MOTHER KRAUSE'S TRIP TO HAPPINESS, then, marks a high point in Weimar working-class film culture. Only Werner Hochbaum's recently discovered film, BROTHERS (1929), a fictional documentary account of the 1896 Hamburg dockworkers' strike, seems to achieve a similar synthesis of political agitation and radical form. Hans Tinter's CYNAKALI (1930), a working-class story advocating the repeal of abortion laws, on the other hand, displays admirable politics but a dull, anachronistic style. Piel Jützi's adaptation of Döblin's BERLIN-ALEXANDER-PLACE (1931) starring the ex-Communist and soon to become super-Nazi, Heinrich George, is, for all its stylistic bravura, a shallow, noncommitted film. KUHLE WAMPE (1932), despite structural difficulties due to the adverse conditions during filming, must be evaluated as the Prometheus collective's swan song.

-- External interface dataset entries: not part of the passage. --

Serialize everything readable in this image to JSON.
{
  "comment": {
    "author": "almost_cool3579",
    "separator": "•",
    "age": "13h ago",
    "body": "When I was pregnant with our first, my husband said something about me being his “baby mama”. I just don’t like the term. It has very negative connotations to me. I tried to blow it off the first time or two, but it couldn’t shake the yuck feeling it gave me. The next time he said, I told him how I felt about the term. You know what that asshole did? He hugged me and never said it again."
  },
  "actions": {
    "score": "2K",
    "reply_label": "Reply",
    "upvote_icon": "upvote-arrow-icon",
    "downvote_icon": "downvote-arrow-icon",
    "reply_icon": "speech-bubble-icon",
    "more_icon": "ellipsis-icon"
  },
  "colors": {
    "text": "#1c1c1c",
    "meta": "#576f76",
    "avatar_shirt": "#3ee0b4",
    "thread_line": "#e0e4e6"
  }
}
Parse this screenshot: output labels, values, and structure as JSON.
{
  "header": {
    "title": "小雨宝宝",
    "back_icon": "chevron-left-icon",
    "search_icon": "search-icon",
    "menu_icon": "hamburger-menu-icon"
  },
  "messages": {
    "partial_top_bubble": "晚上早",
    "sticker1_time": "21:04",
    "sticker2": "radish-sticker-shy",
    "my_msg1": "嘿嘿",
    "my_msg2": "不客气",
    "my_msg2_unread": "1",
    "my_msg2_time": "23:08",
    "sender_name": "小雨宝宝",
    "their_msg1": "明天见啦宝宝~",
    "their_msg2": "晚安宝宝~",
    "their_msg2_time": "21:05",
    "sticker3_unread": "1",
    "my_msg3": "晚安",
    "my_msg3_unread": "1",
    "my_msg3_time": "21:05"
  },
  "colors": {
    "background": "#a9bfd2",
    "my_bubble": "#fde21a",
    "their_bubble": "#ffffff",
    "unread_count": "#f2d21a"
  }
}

Thus, the Prometheus collective's production efforts, synthesizing narrative forms of popular cinema and politically committed documentaries, practically ended after the huge success of MOTHER KRAUSE. As mentioned in Part I, this was in large part due to economic factors such as the depression and the prohibitive cost of sound production. But it also seems to be no coincidence that the Prometheus's period of greatest achievement (1926-1929) corresponded to a momentary trend in Comintern policies, whereby the CP openly supported alliances with other nonsectarian, leftwing organizations. The work of the WIR, as well as the Popular Association for Film Art in Berlin, was made possible through cooperation between the CP and left-wing political affiliations. Likewise, Willi Münzenberg's WIR propaganda work in publishing and film was highly successful because of his ability to enlist into the cause leftist writers and artists not necessarily members of the CP. While promoting working-class solidarity against the murderous power of monopoly capitalism, these intellectuals were nevertheless given the freedom to experiment with popular forms accessible to all segments of the proletariat. It was in this spirit of solidarity that MOTHER KRAUSE'S TRIP TO HAPPINESS was created.
1. Babette Gross, Willi Münzenberg (Stuttgart: Deutsche Verlagsanstalt, 1967). Margot Michaelis mentions 60,000 RM, 175,000 RM being the average cost at the time, in Film und Realität in der Weimarer Republik (Munich: Carl Nanser Verlag, 1978), p. 110.
2. Both figures are inspired by Käthe Kollwitz's famous drawing "Mother." A proletarian "mother" with features almost identical to Mother Krause appears prominently in Hochbaum's BROTHERS (1929). She too must take care of a household in her old age while her daughter-in-law lies sick in bed with TB. She must helplessly witness a break in relations between her two sons: one a dockworker, the other a member of the police force which brutally suppresses the dockworkers' strike.
3. Otto Rühle, Illustrierte Kultur und Sittengeschichte des Proletariats (Berlin, 1930; reprint ed., Frankfurt: Verlag Neue Kritik KG, 1971), p. 487.
4. Rühle, p. 487.
5. Michael Hamisch, Mutter Krausens Fahrt in Glück (Berlin: Henschel Verlag, 1976), p. 180.
6. Pudovkin, Film Technique (New York: Grove Press, 1970), p. 143.
7. Official censorship notes for Facts (1930), quoted in Proletarische Filme (Munich: UNIDOC brochure), p. 30.